Set on the blue waters of the Golfe de Saint-Tropez, this modern version of a medieval town is most popular for the line of luxury yachts in her harbor and the
facing line of terrace cafés, divided by a parade of strolling tourists and slowly cruising sports cars. Night life
is very lively and often one can see helicopters bringing elegant guests to private parties, in one of the many luxurious villas in the bay. "People watching" is a favorite sport in Saint-Tropez in the summer. Visitors like to sit in the outdoor cafés, hoping either to be seen or to see someone else.
Barcelona is the capital of Catalonia as well as Spain’s second largest city. Dominated by Montjuic, Vallvidrera and the Tibidabo Hills, sophisticated Barcelona is rich in ancient and modern architectural and artistic treasures. Many talented artists, sculptors and architects lived here, including Picasso, Miró, Mares and Barcelona’s best-known architect, Antonio Gaudí.

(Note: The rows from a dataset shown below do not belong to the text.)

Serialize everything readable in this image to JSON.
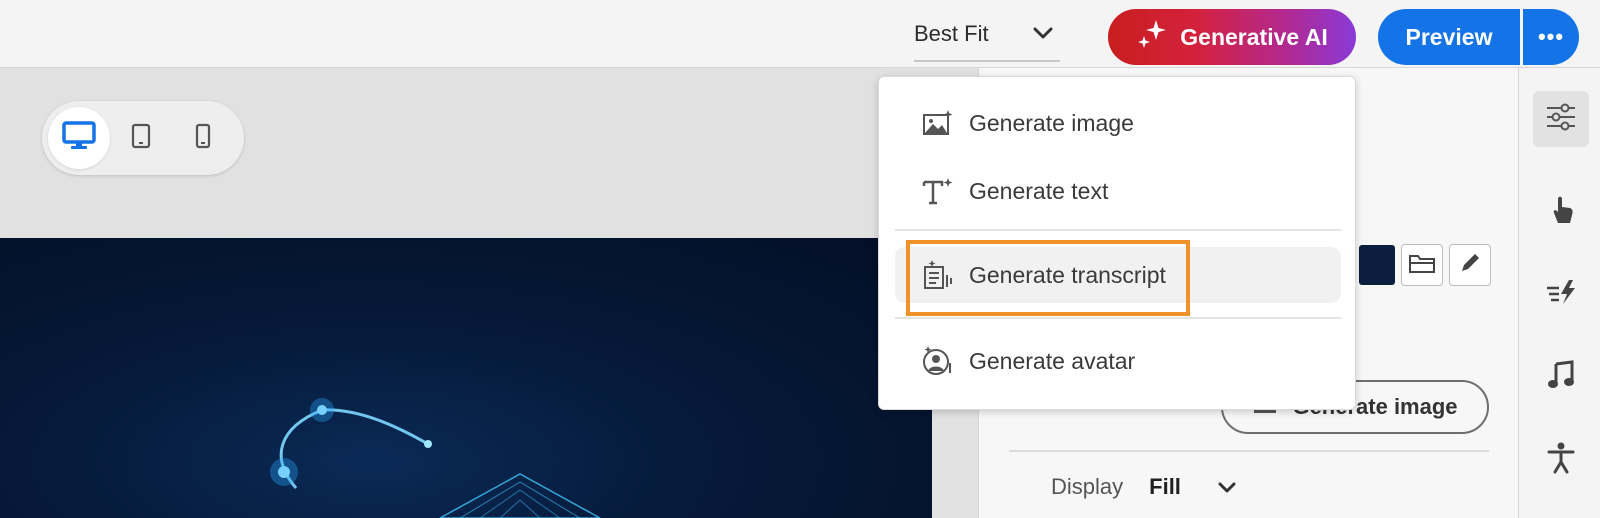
{
  "toolbar": {
    "fit_select_value": "Best Fit",
    "generative_ai_label": "Generative AI",
    "preview_label": "Preview",
    "more_label": "•••"
  },
  "generative_menu": {
    "items": [
      {
        "label": "Generate image",
        "icon": "image-sparkle-icon"
      },
      {
        "label": "Generate text",
        "icon": "text-sparkle-icon"
      },
      {
        "label": "Generate transcript",
        "icon": "transcript-sparkle-icon",
        "highlighted": true
      },
      {
        "label": "Generate avatar",
        "icon": "avatar-sparkle-icon"
      }
    ]
  },
  "device_toggle": {
    "options": [
      "desktop-icon",
      "tablet-icon",
      "mobile-icon"
    ],
    "selected": "desktop-icon"
  },
  "properties_panel": {
    "generate_image_label": "Generate image",
    "display_label": "Display",
    "display_value": "Fill"
  },
  "right_rail": {
    "icons": [
      "sliders-icon",
      "touch-icon",
      "lightning-icon",
      "music-icon",
      "accessibility-icon"
    ]
  },
  "colors": {
    "accent_blue": "#1473e6",
    "highlight_orange": "#f0912a",
    "gen_ai_gradient_start": "#c81e1e",
    "gen_ai_gradient_end": "#8a3ad8"
  }
}
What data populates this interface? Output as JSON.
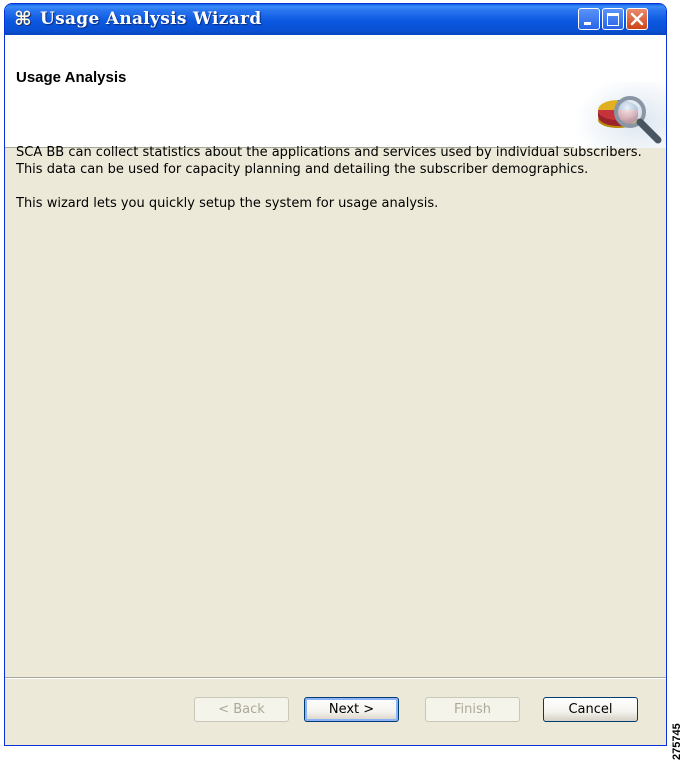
{
  "window": {
    "title": "Usage Analysis Wizard",
    "app_icon": "command-icon",
    "controls": [
      "minimize-icon",
      "maximize-icon",
      "close-icon"
    ]
  },
  "header": {
    "title": "Usage Analysis",
    "graphic": "pie-chart-magnifier-icon"
  },
  "content": {
    "paragraphs": [
      "SCA BB can collect statistics about the applications and services used by individual subscribers. This data can be used for capacity planning and detailing the subscriber demographics.",
      "This wizard lets you quickly setup the system for usage analysis."
    ]
  },
  "buttons": {
    "back": "< Back",
    "next": "Next >",
    "finish": "Finish",
    "cancel": "Cancel"
  },
  "figure_id": "275745",
  "colors": {
    "titlebar": "#0a58e0",
    "dialog_bg": "#ece9d8",
    "header_bg": "#ffffff",
    "close_button": "#cf4419"
  }
}
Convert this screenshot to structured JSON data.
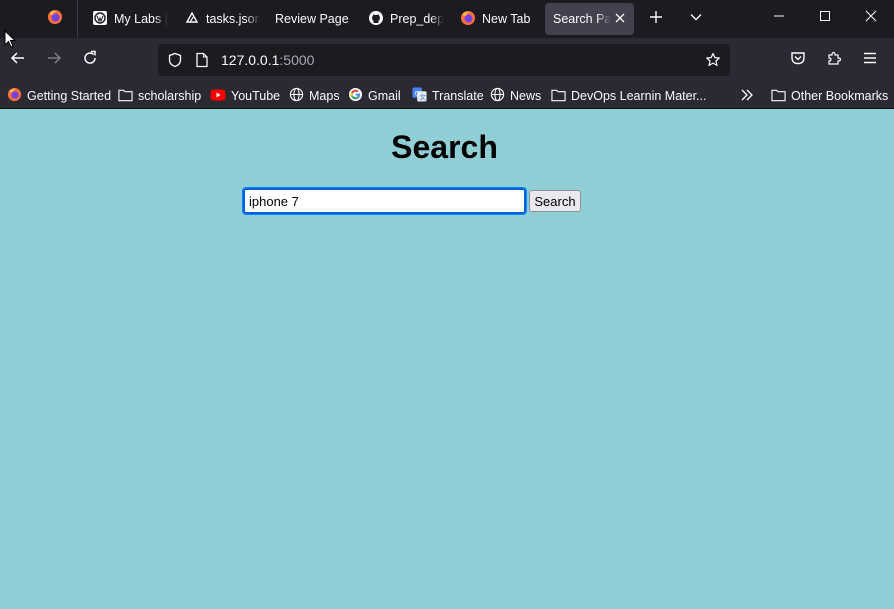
{
  "browser": {
    "tabs": [
      {
        "label": "My Labs | ",
        "icon": "wordpress-icon",
        "active": false
      },
      {
        "label": "tasks.json",
        "icon": "tasks-icon",
        "active": false
      },
      {
        "label": "Review Page",
        "icon": "",
        "active": false
      },
      {
        "label": "Prep_dep",
        "icon": "github-icon",
        "active": false
      },
      {
        "label": "New Tab",
        "icon": "firefox-icon",
        "active": false
      },
      {
        "label": "Search Pag",
        "icon": "",
        "active": true
      }
    ],
    "url": {
      "host": "127.0.0.1",
      "port": ":5000"
    },
    "bookmarks": [
      {
        "label": "Getting Started",
        "icon": "firefox-icon"
      },
      {
        "label": "scholarship",
        "icon": "folder-icon"
      },
      {
        "label": "YouTube",
        "icon": "youtube-icon"
      },
      {
        "label": "Maps",
        "icon": "globe-icon"
      },
      {
        "label": "Gmail",
        "icon": "google-icon"
      },
      {
        "label": "Translate",
        "icon": "translate-icon"
      },
      {
        "label": "News",
        "icon": "globe-icon"
      },
      {
        "label": "DevOps Learnin Mater...",
        "icon": "folder-icon"
      }
    ],
    "other_bookmarks": "Other Bookmarks"
  },
  "page": {
    "title": "Search",
    "search": {
      "value": "iphone 7",
      "button_label": "Search"
    },
    "background_color": "#8fced4"
  }
}
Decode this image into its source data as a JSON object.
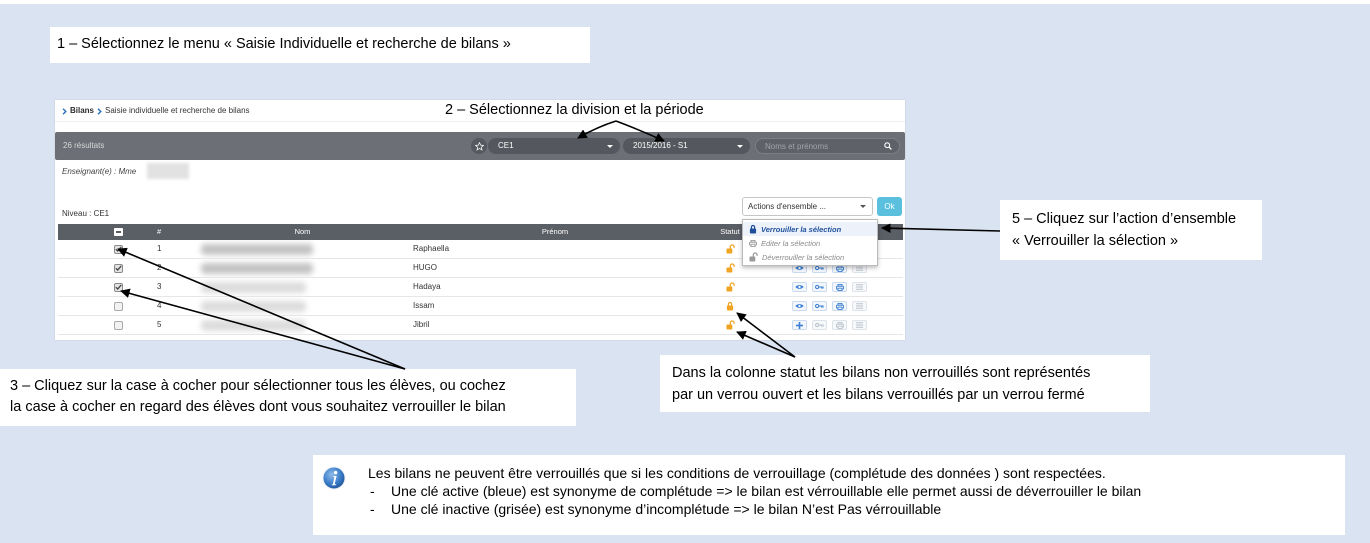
{
  "theme": {
    "background": "#dae3f2",
    "toolbar": "#6c6f76",
    "ok_button": "#5bc0de",
    "lock": "#f0a422",
    "action_active": "#3a7fd5",
    "action_inactive": "#b9c2cc"
  },
  "callouts": {
    "step1": "1 – Sélectionnez le menu « Saisie Individuelle et recherche de bilans »",
    "step2": "2 – Sélectionnez la division et la période",
    "step3": [
      "3 – Cliquez sur la case à cocher pour sélectionner tous les élèves, ou cochez",
      "la case à cocher en regard des élèves dont vous souhaitez verrouiller le bilan"
    ],
    "step5": [
      "5 – Cliquez sur l’action d’ensemble",
      "« Verrouiller la sélection »"
    ],
    "status": [
      "Dans la colonne statut les bilans non verrouillés sont représentés",
      "par un verrou ouvert et les bilans verrouillés par un verrou fermé"
    ]
  },
  "info": {
    "icon": "info-icon",
    "intro": "Les bilans ne peuvent être verrouillés que si les conditions de verrouillage (complétude des données ) sont respectées.",
    "bullet_marker": "-",
    "bullets": [
      "Une clé active (bleue) est synonyme de complétude => le bilan est vérrouillable elle permet aussi de déverrouiller le bilan",
      "Une clé inactive (grisée) est synonyme d’incomplétude => le bilan N’est Pas vérrouillable"
    ]
  },
  "app": {
    "breadcrumb": [
      "Bilans",
      "Saisie individuelle et recherche de bilans"
    ],
    "toolbar": {
      "results": "26 résultats",
      "division": "CE1",
      "period": "2015/2016 - S1",
      "search_placeholder": "Noms et prénoms"
    },
    "teacher_label": "Enseignant(e) : Mme",
    "level_label": "Niveau : CE1",
    "bulk_actions": {
      "selected": "Actions d'ensemble ...",
      "ok_label": "Ok",
      "menu": [
        {
          "label": "Verrouiller la sélection",
          "icon": "lock-closed-icon",
          "highlighted": true
        },
        {
          "label": "Editer la sélection",
          "icon": "print-icon",
          "highlighted": false
        },
        {
          "label": "Déverrouiller la sélection",
          "icon": "lock-open-icon",
          "highlighted": false
        }
      ]
    },
    "table": {
      "headers": {
        "number": "#",
        "nom": "Nom",
        "prenom": "Prénom",
        "statut": "Statut"
      },
      "rows": [
        {
          "number": "1",
          "prenom": "Raphaella",
          "checked": true,
          "status_icon": "lock-open-icon",
          "actions": [
            {
              "icon": "eye-icon",
              "active": true
            },
            {
              "icon": "key-icon",
              "active": true
            },
            {
              "icon": "print-icon",
              "active": true
            },
            {
              "icon": "list-icon",
              "active": false
            }
          ]
        },
        {
          "number": "2",
          "prenom": "HUGO",
          "checked": true,
          "status_icon": "lock-open-icon",
          "actions": [
            {
              "icon": "eye-icon",
              "active": true
            },
            {
              "icon": "key-icon",
              "active": true
            },
            {
              "icon": "print-icon",
              "active": true
            },
            {
              "icon": "list-icon",
              "active": false
            }
          ]
        },
        {
          "number": "3",
          "prenom": "Hadaya",
          "checked": true,
          "status_icon": "lock-open-icon",
          "actions": [
            {
              "icon": "eye-icon",
              "active": true
            },
            {
              "icon": "key-icon",
              "active": true
            },
            {
              "icon": "print-icon",
              "active": true
            },
            {
              "icon": "list-icon",
              "active": false
            }
          ]
        },
        {
          "number": "4",
          "prenom": "Issam",
          "checked": false,
          "status_icon": "lock-closed-icon",
          "actions": [
            {
              "icon": "eye-icon",
              "active": true
            },
            {
              "icon": "key-icon",
              "active": true
            },
            {
              "icon": "print-icon",
              "active": true
            },
            {
              "icon": "list-icon",
              "active": false
            }
          ]
        },
        {
          "number": "5",
          "prenom": "Jibril",
          "checked": false,
          "status_icon": "lock-open-icon",
          "actions": [
            {
              "icon": "plus-icon",
              "active": true
            },
            {
              "icon": "key-icon",
              "active": false
            },
            {
              "icon": "print-icon",
              "active": false
            },
            {
              "icon": "list-icon",
              "active": false
            }
          ]
        }
      ]
    }
  }
}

Barcelona’s beginnings as a major port can be found already in Roman times. However, the most significant period was during the Middle Ages when the city's wealth equaled that of the whole Catalunya province. Splendid buildings from the Middle Ages and a unique ambiance still make Barcelona one of the most attractive cities in Europe, drawing scores of visitors to see and enjoy the sights. In addition to its medieval setting and narrow streets of the Gothic Quarter, there are magnificent avenues through the modern part of the city, which are particularly noted for their landmark buildings of Gaudí’s design.